I just read your article "Maybe they should call them `scammers"' (News: Analysis & Commentary, Jan. 16), about the inaccuracies and overcharging of consumers due to price scanners. I am a loss-prevention and security consultant, and one thing that has amazed me for years is signs at supermarkets stating: "If an item scans higher than the price marked, then it is free."
This offer is shortsighted and inherently has one big problem that hundreds of retailers have failed to recognize. Simply put, the sign should state: "If an item scans incorrectly from the price marked, then it is free." A retailer would rarely find out about undercharges and its own loss without this approach.
Many retailers have not thought out their scanning policies and systems sufficiently to prevent loss as well as promote accuracy. Sometimes technology moves faster than common sense.
Your article about the errors in pricing when using electronic checkout systems implied that retailers are tilting the error factor in the retailer's favor. As a matter of fact, some 20% to 40% of the pricing mistakes attributed to scanners are, in fact, due to the electrical interference caused by powerful magnetic fields turning on and off, such as from a nearby belt-feed system. This electrical interference can be the source of computer lockups and strange errors that are, unfortunately, more often than not blamed on the operator. It simply is untrue that computers never make errors.
Experience has shown that errors caused by electrical interference will be all over the place--as likely to be in the customer's favor as the retailer's. But no matter what you say, the scanner and its associated electronic equipment are far more accurate than the old cash register and a tired checkout clerk at the end of the last shopping day before Christmas.
Ben G. Crosby
National Retail Sales Manager
I'm in charge of testing all weights-and-measures devices in Hamilton County, Ohio. As part of our procedures, we routinely check scanners in grocery, hardware, drug, and convenience stores. Seldom do we find outrageous errors. We do our best to catch the errors through random samples and notify the appropriate corporate officials of our findings.
The National Conference on Weights & Measures is just now developing standards for field work on testing scanners in conjunction with the National Institute of Standards & Technology. While 100% accuracy is the ideal, as long as humans must enter the information, there will be errors. Our experience is that most businesses will fix any errors we find immediately. And many of them also have a scan-right-or-free policy. In any case, the consumer must still watch at the checkout.

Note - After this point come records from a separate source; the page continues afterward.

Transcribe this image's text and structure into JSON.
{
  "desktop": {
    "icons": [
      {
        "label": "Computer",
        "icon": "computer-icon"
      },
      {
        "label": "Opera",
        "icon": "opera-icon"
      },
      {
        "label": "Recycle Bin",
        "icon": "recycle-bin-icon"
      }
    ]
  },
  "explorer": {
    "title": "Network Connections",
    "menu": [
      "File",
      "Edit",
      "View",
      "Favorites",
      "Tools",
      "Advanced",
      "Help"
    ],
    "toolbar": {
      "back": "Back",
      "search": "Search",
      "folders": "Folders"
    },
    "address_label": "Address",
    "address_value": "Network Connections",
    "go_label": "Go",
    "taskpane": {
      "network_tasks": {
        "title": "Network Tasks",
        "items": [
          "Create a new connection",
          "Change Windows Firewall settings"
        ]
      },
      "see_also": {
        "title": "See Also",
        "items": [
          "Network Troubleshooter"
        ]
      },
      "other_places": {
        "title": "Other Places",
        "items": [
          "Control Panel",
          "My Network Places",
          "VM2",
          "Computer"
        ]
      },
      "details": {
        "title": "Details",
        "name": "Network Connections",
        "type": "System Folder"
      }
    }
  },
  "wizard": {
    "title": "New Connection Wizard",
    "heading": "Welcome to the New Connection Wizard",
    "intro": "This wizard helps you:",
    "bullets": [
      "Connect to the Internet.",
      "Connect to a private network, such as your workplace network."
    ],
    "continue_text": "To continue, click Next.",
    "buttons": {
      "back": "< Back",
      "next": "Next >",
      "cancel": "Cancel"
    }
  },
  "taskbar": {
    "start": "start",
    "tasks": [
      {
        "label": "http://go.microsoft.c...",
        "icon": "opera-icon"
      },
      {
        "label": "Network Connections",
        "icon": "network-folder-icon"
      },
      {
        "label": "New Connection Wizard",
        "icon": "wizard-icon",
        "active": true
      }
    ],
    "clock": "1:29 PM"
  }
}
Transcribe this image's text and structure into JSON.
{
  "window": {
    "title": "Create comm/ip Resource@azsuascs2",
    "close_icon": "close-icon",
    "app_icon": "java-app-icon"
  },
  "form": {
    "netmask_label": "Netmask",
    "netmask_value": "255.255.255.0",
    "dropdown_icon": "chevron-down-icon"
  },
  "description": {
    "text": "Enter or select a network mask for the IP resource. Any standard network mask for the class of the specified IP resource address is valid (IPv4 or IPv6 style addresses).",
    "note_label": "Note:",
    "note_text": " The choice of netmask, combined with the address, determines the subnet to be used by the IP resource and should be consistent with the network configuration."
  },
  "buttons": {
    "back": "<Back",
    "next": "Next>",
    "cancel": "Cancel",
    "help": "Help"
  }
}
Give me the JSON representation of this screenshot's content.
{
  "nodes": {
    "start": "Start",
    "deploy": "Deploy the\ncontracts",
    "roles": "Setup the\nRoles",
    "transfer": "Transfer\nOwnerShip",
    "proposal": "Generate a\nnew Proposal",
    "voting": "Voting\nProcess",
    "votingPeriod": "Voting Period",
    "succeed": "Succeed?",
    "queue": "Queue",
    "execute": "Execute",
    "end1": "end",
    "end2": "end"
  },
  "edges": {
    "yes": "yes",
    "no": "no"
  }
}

Kevin E. Pyle
Director of Assessments
Hamilton County Auditor's Office
How is the consumer to remember the price of each item from the shelf label?
Martha J. Fenn